With the 2018 season in the books, what does the 2019 season have in store for the Miami Marlins? Can they become a winning ballclub next year?
When I look back on the 161 games over the 2018 Miami Marlins baseball season, I see progress, hope for the future and plenty of disappointment.
I speak of that from a fan’s perspective. As a lover of the game of baseball, it’s hard to watch a franchise become a reclamation project when there were puzzle pieces in place to build around. No matter how many times the media, myself included, pointed out the old blueprint wasn’t yielding success, the decision to tear everything apart and start fresh seemed excessive.
Especially when you see the results of other teams who acquired top Marlins talent this offseason. Look no further at the fact Milwaukee Brewers centerfielder Christian Yelich will win the National League MVP this season after falling one home run short of the Triple Crown.
More from Marlins News
- Miami Marlins are pursuing Michael Conforto
- Miami Marlins need to spend to win
- Miami Marlins can’t afford to botch this trade
- Miami Marlins news: the New York Mets are a risky threat
- Miami Marlins keep missing out on stars
Giancarlo Stanton wasn’t as prolific with the New York Yankees this season as he was in Miami last year, but I am sure this team wouldn’t pass up the 38 home runs and 100 RBI he hit in pinstripes.
The 63-98 record the Marlins posted is a reminder that this franchise is a long way from contending for playoff berths and World Series rings. It’s a harsh message that owner and CEO Derek Jeter is moving at a slow and plodding pace, making sure the right players are the right fit.

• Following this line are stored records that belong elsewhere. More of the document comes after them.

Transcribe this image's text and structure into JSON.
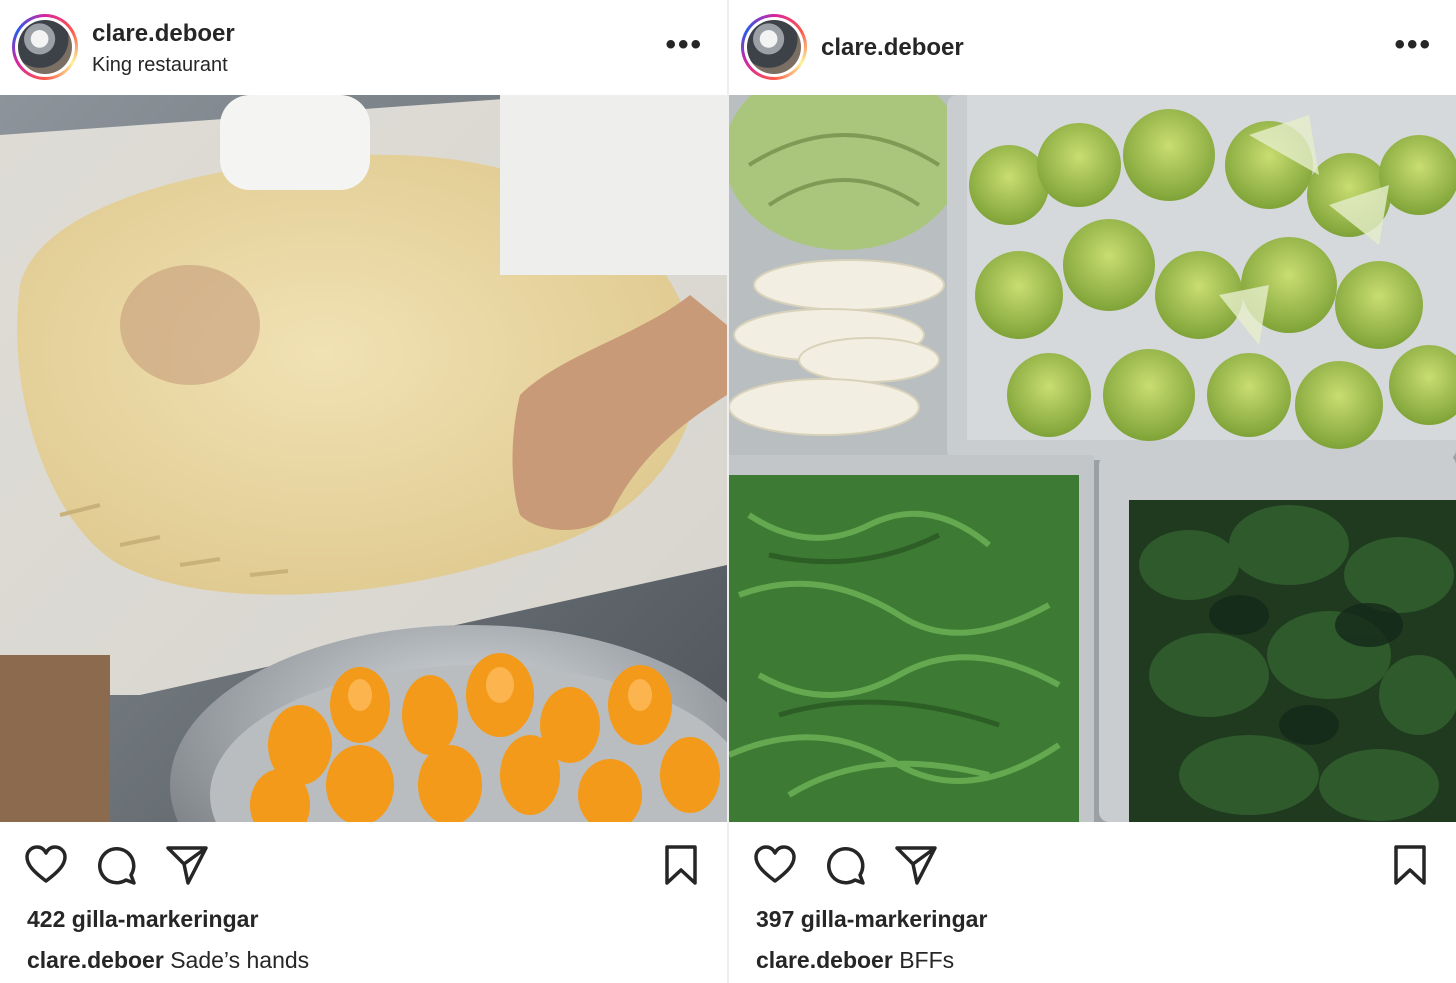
{
  "posts": [
    {
      "username": "clare.deboer",
      "location": "King restaurant",
      "likes": "422 gilla-markeringar",
      "caption_user": "clare.deboer",
      "caption_text": "Sade’s hands",
      "photo": "hands shaping pastry dough with bowl of apricots"
    },
    {
      "username": "clare.deboer",
      "location": "",
      "likes": "397 gilla-markeringar",
      "caption_user": "clare.deboer",
      "caption_text": "BFFs",
      "photo": "steel trays of cabbage, endive, romanesco, arugula and spinach"
    }
  ],
  "icons": {
    "more": "more-options-icon",
    "like": "heart-icon",
    "comment": "comment-bubble-icon",
    "share": "paper-plane-icon",
    "save": "bookmark-icon"
  },
  "more_glyph": "•••"
}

He is hoping his “game plan” works, much like the Houston Astros, Chicago Cubs, Cleveland Indians, and Atlanta Braves have all shown the way in recent years.

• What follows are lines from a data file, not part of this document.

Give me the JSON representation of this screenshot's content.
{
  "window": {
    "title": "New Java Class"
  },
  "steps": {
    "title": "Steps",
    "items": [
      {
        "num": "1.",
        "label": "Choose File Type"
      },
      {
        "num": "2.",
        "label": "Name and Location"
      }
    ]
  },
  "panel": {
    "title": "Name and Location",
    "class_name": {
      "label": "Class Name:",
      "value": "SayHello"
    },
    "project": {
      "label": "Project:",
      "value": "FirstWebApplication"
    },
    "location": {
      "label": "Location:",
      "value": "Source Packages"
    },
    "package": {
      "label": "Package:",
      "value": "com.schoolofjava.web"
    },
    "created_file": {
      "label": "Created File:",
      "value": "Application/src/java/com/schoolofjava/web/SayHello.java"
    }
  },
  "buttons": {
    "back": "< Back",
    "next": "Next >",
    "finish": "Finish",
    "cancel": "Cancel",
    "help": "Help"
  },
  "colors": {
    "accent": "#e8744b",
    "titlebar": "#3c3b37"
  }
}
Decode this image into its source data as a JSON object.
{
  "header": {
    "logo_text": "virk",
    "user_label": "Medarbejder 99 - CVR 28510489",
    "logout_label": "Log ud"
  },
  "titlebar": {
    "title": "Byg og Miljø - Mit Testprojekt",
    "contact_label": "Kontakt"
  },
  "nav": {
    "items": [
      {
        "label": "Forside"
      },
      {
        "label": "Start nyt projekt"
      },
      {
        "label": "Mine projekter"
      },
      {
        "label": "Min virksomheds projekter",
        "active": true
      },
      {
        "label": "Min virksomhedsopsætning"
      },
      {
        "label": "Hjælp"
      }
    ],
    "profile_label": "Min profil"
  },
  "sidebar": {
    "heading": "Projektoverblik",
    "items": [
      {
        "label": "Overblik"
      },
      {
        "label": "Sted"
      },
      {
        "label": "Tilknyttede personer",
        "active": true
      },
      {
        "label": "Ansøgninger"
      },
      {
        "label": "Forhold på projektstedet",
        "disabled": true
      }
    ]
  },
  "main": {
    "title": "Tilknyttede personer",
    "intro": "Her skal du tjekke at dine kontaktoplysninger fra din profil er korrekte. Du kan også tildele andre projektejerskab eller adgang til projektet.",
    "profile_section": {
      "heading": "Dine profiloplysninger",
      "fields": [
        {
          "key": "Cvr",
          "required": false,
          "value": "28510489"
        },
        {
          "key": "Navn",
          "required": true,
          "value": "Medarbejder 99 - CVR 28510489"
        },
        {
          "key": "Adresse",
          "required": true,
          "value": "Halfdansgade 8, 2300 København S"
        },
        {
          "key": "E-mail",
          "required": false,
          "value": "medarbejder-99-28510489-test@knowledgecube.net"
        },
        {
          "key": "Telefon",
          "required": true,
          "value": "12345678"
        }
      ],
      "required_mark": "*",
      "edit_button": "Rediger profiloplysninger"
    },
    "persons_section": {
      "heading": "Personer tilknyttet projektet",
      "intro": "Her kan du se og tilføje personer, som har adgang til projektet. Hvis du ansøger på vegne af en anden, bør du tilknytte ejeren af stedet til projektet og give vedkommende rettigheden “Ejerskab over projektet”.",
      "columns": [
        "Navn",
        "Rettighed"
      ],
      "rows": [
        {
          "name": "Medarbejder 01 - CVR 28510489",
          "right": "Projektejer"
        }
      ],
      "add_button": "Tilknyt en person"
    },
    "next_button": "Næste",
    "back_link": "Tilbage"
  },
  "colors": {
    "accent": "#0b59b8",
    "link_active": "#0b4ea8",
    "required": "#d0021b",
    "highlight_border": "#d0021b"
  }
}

If not, there may be more of a mutiny of fans in South Florida than we all thought there could be.
Manager Don Mattingly said after losing 1-0 in 13 innings to the Mets on Saturday, he talked about what this team needs to find success. Pitching seems to be the topic on everyone’s mind, but the former player took another approach in talking about the future in winning terms.
"“I talked about it the other day,” Mattingly said. “What do we do? We go 13 innings, 12 scoreless and don’t put a run on the board. If you can’t score, you’re not going to win games. And you can’t just count on your pitching to shut people out on a daily basis.”"

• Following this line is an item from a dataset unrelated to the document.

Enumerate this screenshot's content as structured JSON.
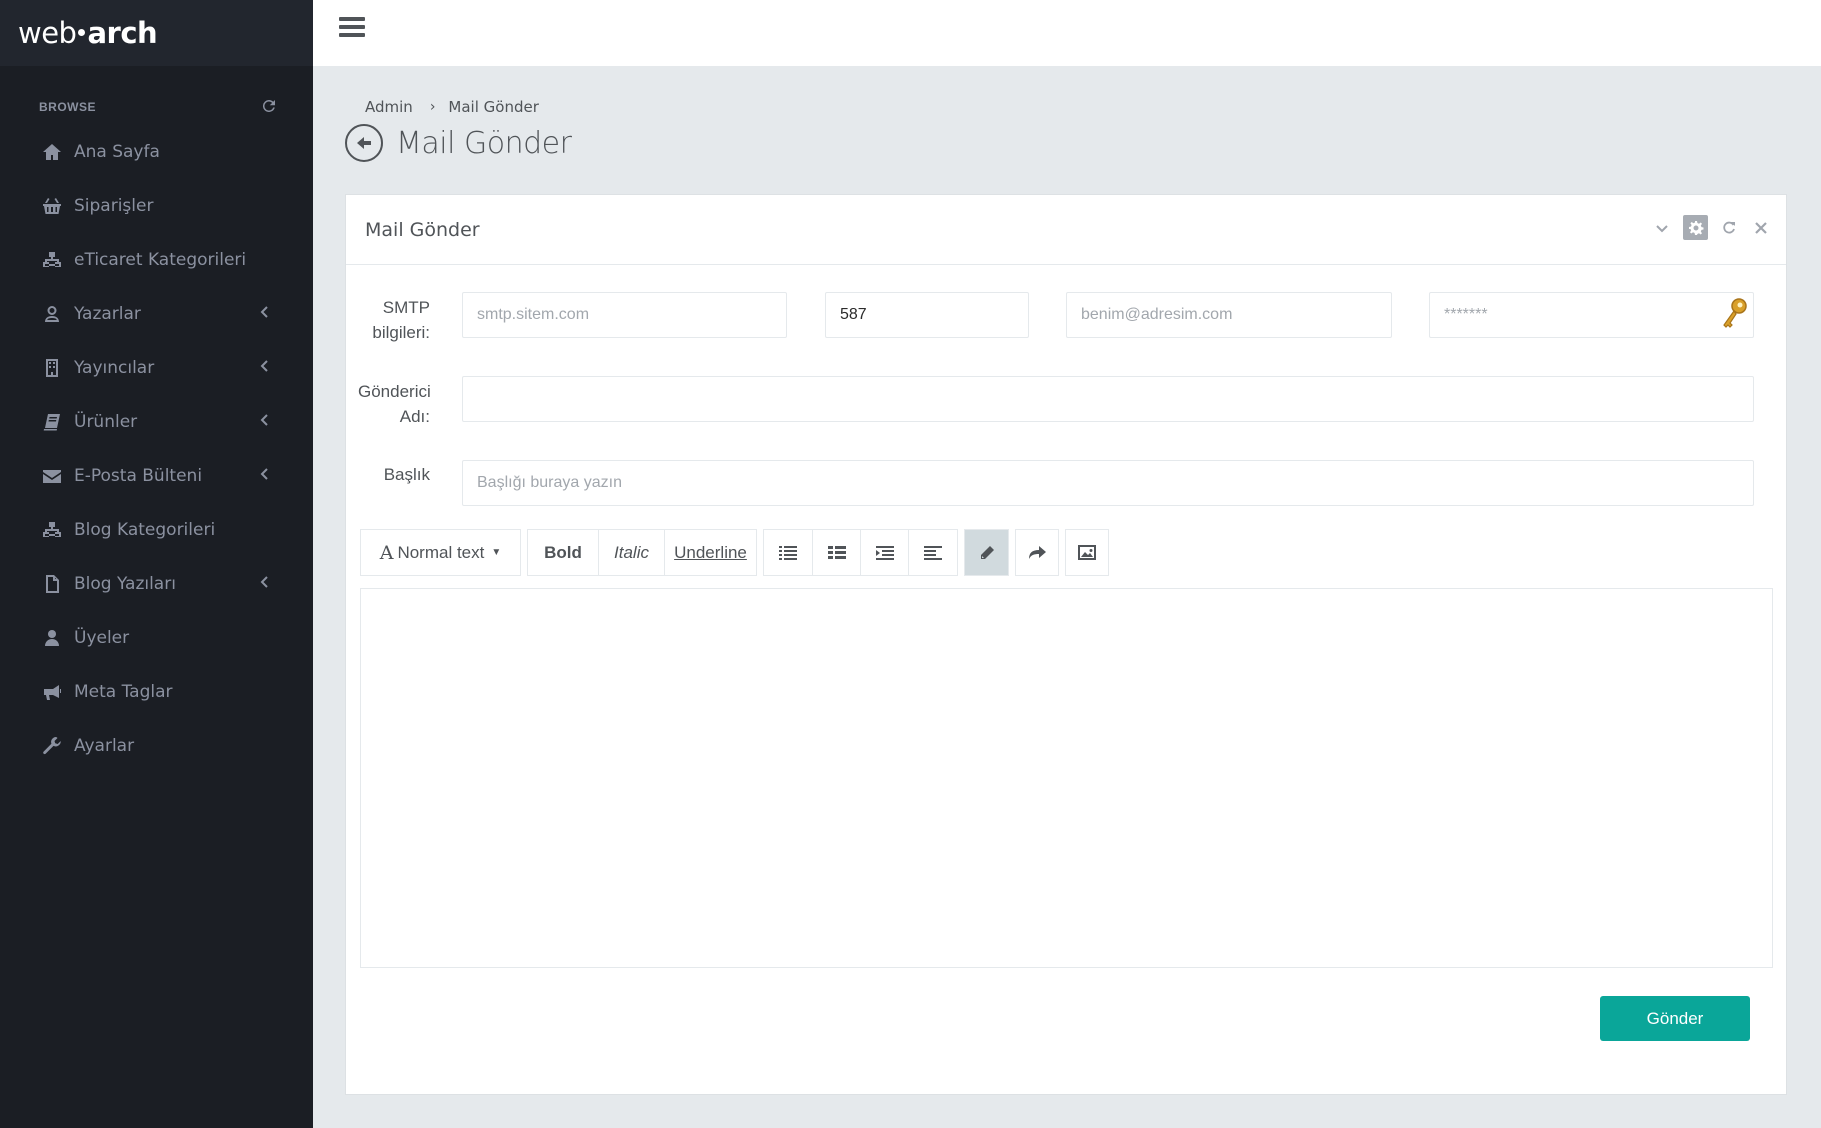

That means Lewis Brinson needs to mature at the plate. It means a first baseman must come along. It also means the Marlins might need to open the wallet and sign a big-name power hitter. But by doing that, you alienate the fan base who would still love to see Stanton and Yelich in the middle of this lineup.
The Marlins hit a meager 128 home runs this season. If Miami decides to bring in a power hitter for the middle of the order, Manny Machado would be a nice addition and put butts in the seats in Marlins Park.
Per Kevin Kraczkowski of Marlins Maniac, Brinson is the guy this team wants to build around.
"“Through the season, Brinson slashed .198/.239/.338 with 11 homers and 42 RBI. He drew 17 walks in 403 plate appearances, versus 120 strikeouts,” he wrote. “That’s a 4.2 percent walk rate, a 29.8 percent whiff rate, and 7.06 strikeouts per walk. These numbers need to climb north. His per-plate-appearance metrics ranked last amongst qualified Marlins in every category.”"
Some things are a no-win situation. That’s Marlins baseball. That’s been the way for 15 years now. It looks like it will continue that way for a few more years before this organization can stop treading water and look above being mediocre.
Right now, things look bad but optimistic. The Miami Marlins need to be better than that.